• RECORDS FOR PROCESSING
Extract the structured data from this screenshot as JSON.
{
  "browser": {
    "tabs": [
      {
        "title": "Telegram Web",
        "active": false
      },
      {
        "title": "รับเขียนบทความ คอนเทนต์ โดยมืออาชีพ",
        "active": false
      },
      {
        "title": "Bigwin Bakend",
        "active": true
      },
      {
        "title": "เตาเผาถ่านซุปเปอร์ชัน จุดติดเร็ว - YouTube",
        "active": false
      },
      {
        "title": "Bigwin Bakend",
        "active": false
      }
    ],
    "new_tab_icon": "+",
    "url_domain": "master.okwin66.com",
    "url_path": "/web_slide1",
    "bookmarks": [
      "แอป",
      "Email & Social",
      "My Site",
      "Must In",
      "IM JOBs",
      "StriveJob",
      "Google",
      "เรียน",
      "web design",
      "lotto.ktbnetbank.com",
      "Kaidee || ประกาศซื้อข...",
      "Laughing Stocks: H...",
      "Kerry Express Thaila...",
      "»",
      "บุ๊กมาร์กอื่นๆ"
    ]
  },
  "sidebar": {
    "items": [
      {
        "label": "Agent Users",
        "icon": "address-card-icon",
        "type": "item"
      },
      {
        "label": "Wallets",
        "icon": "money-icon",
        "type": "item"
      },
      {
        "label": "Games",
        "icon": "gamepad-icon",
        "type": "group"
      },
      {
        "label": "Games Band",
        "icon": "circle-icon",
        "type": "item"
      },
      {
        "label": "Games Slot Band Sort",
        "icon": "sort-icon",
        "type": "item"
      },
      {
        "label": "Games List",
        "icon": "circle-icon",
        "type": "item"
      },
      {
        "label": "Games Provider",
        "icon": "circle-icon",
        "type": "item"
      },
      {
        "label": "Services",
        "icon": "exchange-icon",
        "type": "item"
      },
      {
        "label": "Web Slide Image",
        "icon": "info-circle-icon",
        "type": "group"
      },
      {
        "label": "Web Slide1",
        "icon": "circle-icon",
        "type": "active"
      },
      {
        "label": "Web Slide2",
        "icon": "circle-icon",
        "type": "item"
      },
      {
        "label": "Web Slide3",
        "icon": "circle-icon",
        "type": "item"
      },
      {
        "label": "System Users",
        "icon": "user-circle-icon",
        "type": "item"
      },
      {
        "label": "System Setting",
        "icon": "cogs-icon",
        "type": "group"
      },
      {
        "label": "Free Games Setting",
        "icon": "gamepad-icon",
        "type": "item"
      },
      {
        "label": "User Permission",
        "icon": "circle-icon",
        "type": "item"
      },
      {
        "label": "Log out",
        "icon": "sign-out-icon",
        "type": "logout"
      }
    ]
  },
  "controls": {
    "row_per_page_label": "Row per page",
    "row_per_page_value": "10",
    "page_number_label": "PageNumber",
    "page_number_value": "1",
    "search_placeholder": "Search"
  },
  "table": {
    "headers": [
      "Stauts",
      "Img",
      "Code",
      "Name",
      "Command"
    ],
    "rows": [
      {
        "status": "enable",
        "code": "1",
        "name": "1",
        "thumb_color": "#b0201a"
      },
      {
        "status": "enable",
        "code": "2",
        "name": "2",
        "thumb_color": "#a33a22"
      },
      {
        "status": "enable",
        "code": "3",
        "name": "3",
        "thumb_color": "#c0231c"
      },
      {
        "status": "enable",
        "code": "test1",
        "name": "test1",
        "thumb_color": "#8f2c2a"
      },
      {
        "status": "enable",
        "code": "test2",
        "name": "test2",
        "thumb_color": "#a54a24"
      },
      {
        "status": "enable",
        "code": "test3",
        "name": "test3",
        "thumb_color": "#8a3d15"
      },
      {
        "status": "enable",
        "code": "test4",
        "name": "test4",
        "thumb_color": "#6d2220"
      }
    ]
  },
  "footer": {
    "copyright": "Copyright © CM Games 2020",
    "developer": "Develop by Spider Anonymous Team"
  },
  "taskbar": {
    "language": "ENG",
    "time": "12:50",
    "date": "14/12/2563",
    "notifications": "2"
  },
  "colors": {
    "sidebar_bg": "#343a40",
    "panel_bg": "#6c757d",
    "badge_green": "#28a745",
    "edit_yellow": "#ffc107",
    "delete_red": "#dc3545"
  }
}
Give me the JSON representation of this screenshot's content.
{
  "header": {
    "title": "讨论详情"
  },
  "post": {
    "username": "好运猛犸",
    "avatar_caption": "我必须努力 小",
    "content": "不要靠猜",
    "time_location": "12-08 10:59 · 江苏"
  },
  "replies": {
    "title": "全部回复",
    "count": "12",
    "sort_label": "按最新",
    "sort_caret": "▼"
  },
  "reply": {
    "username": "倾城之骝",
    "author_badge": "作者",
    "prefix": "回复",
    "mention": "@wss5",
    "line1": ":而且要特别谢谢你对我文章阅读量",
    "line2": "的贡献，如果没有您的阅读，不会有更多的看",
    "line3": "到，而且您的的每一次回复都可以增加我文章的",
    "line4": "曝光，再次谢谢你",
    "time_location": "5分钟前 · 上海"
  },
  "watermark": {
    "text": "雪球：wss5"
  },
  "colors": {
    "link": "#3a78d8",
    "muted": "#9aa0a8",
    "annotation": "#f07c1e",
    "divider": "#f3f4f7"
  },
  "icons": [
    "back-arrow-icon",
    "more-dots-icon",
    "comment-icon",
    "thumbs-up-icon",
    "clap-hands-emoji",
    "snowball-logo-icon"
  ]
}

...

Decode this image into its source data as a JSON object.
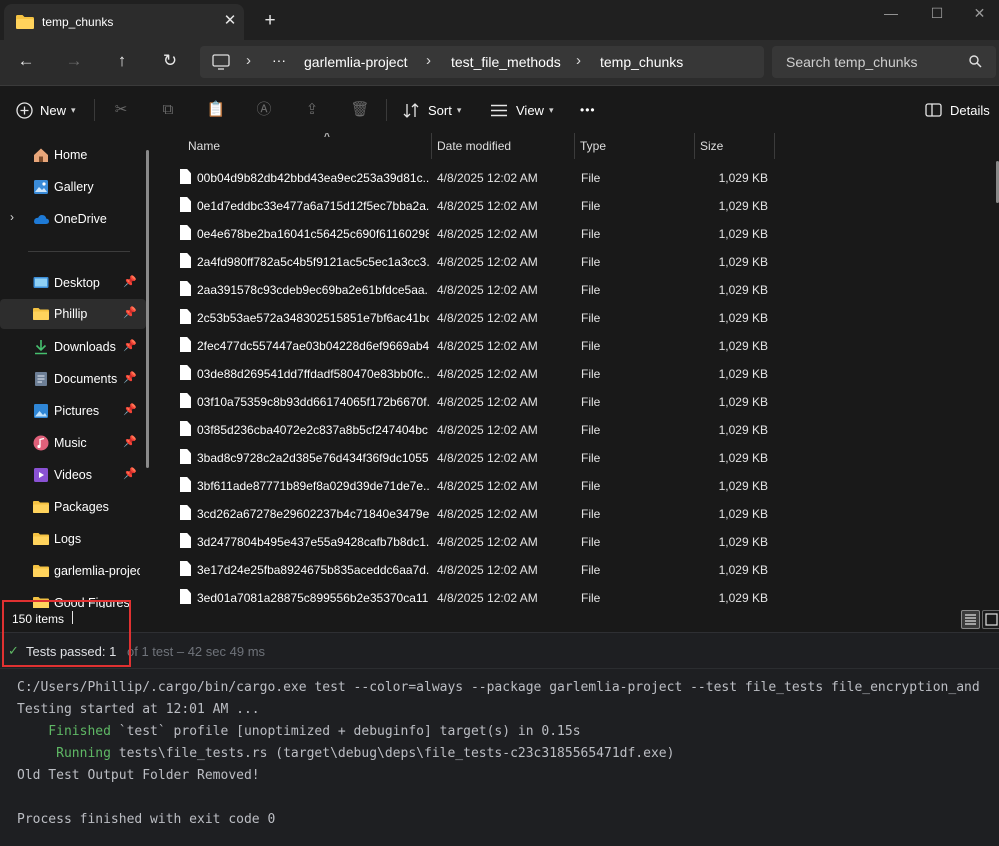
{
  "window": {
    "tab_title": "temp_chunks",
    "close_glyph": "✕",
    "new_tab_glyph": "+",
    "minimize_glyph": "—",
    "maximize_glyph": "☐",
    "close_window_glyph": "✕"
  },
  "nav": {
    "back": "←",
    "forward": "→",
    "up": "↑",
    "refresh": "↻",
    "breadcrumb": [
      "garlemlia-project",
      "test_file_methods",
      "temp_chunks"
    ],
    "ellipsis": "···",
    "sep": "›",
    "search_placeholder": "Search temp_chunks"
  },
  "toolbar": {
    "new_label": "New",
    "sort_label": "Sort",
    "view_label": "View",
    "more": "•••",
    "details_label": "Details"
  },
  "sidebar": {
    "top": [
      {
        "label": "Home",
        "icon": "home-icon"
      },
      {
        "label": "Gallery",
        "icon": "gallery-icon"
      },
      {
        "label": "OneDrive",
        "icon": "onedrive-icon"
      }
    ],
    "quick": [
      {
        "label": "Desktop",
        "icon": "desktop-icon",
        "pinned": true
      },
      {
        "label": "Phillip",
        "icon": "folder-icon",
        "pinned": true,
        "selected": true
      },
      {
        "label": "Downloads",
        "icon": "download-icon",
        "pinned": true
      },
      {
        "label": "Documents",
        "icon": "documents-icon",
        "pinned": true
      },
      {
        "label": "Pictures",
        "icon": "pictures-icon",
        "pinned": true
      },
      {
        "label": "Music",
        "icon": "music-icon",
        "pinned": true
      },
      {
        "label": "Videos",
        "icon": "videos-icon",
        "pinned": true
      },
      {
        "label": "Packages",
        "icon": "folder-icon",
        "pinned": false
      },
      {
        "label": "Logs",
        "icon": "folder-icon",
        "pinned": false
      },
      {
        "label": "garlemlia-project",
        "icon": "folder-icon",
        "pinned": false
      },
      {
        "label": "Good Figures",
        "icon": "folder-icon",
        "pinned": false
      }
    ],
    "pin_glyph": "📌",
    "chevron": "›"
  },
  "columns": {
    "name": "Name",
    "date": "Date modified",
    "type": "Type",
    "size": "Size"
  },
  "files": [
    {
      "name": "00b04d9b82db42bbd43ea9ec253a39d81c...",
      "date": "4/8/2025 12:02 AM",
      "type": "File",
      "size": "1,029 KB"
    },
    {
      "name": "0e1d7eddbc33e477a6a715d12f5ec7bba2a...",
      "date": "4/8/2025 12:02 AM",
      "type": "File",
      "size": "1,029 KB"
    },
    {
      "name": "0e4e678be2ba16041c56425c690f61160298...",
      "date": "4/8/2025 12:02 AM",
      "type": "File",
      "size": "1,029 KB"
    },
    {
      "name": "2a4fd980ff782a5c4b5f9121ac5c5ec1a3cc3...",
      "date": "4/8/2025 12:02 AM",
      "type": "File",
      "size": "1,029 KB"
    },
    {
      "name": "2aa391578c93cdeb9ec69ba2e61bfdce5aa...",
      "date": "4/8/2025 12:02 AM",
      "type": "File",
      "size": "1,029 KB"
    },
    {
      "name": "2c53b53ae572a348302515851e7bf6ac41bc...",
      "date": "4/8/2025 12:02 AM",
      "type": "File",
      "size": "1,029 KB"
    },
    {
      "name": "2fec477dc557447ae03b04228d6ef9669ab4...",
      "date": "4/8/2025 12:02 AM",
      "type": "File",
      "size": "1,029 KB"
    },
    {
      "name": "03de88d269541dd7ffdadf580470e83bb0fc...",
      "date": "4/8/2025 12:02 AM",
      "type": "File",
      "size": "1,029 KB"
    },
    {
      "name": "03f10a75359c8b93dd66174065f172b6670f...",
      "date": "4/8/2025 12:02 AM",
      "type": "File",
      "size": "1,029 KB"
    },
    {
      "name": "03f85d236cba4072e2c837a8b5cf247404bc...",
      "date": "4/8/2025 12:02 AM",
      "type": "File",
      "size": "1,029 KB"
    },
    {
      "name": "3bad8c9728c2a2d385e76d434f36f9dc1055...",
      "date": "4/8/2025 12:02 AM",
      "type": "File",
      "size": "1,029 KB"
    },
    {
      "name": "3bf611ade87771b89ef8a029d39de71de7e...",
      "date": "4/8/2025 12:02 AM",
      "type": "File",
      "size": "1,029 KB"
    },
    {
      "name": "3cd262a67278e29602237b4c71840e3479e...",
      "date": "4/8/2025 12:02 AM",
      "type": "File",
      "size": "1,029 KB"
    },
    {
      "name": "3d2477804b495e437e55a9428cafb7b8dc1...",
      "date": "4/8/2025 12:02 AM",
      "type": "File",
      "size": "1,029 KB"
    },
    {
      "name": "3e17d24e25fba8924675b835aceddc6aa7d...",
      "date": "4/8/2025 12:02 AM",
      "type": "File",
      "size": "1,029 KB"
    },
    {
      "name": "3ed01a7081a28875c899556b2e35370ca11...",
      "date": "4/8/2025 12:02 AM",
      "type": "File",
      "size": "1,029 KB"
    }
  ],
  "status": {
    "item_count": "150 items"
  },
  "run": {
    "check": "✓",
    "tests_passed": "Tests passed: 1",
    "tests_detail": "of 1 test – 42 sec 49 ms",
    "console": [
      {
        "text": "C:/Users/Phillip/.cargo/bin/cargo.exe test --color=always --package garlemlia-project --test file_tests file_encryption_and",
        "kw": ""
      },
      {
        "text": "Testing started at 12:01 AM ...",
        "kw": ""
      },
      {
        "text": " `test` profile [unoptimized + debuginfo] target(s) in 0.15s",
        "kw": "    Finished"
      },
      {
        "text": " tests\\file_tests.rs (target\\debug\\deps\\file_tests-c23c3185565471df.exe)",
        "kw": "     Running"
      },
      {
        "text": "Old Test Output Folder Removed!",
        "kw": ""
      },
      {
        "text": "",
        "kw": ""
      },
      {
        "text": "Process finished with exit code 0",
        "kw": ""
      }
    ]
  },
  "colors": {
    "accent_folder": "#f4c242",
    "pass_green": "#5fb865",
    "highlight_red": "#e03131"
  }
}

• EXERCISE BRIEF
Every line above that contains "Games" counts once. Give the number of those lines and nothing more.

• WRITTEN RESPONSE
7